[Dataset entries]

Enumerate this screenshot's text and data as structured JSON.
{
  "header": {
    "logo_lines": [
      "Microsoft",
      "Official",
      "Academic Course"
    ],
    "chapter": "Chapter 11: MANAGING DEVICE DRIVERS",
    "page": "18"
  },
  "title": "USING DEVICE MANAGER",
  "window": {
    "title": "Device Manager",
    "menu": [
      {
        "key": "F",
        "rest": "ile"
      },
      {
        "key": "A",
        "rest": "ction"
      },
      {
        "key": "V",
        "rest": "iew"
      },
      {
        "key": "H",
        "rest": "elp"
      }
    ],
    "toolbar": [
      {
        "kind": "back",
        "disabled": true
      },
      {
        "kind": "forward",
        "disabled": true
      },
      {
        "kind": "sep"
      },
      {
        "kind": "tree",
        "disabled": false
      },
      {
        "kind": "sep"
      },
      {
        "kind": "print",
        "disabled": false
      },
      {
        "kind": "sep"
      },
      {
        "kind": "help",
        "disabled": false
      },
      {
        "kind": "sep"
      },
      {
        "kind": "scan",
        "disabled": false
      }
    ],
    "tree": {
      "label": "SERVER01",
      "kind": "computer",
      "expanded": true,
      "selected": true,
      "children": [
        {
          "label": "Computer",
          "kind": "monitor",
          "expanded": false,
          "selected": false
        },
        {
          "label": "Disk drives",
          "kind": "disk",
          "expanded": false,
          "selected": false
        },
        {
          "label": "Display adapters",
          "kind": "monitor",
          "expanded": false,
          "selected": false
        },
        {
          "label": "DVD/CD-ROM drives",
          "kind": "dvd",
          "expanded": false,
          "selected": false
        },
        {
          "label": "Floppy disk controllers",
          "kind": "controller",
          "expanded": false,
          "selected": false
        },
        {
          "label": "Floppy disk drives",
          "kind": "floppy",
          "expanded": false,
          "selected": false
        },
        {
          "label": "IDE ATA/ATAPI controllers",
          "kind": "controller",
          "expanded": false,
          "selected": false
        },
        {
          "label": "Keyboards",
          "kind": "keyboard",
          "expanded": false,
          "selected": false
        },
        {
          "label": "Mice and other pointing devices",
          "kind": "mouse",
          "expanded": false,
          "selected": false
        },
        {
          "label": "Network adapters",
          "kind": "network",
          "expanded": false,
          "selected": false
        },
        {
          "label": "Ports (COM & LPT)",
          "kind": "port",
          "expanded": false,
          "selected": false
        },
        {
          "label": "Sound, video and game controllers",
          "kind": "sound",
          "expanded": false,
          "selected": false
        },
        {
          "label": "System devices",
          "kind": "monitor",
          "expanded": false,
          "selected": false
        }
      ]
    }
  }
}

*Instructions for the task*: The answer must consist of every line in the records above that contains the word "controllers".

*Answer box*:
          "label": "Floppy disk controllers",
          "label": "IDE ATA/ATAPI controllers",
          "label": "Sound, video and game controllers",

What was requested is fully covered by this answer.